This seminar spans the period from the 77th to 21st century, from the arrival of Islam in Egypt to the present. It considers why Islam was welcomed but also limited to the south while spreading westward, even to Europe. The deep Sunni and Shiite division will be explored as it passed through the great Islamic dynasties until the arrival of the slave armies of the Mamelukes. The early modern period launched with imperial Ottoman rule from 1517 to 1952. The seminar concludes with the context of the modern period of Muslim military rule as well as the short moment of democracy in the Arab Spring.

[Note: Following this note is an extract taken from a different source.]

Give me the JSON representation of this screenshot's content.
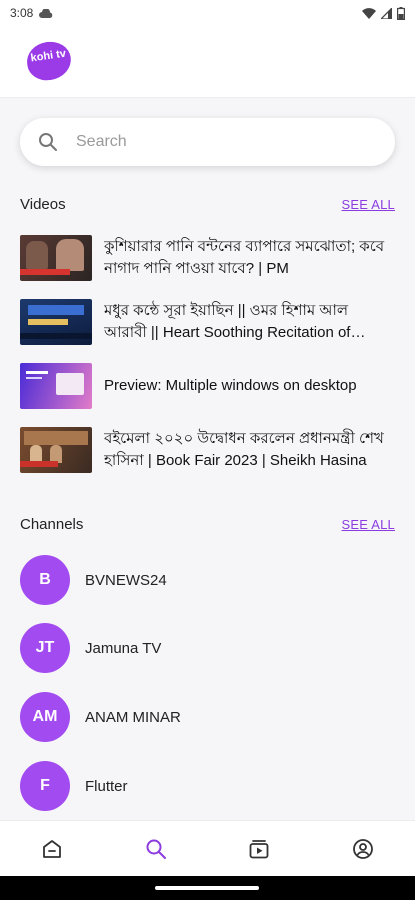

Richard Lobban, Ph.D., professor emeritus of anthropology and African studies at Rhode Island College, serves as adjunct professor of African studies at the Naval War College. He has a master’s degree from Temple University and a Ph.D. from Northwestern University and has taught at the American University in Cairo, Tufts University, and Dartmouth College among others. He has conducted field research in Tunis and Egypt and has been excavating a temple in Sudan for ten years. Dr. Lobban is widely published in his areas of expertise: urban and complex societies, informal sector economy, gender, ethnicity, race, and class, especially in the Middle East. He often serves as a subject matter expert and court-appointed expert witness in political asylum cases for refugees from Africa and the Middle East. A proclaimed Yoruba Elder, he and his wife are both active beekeepers, enjoying honey, making beeswax candles, and lecturing on ancient and modern beekeeping in Africa.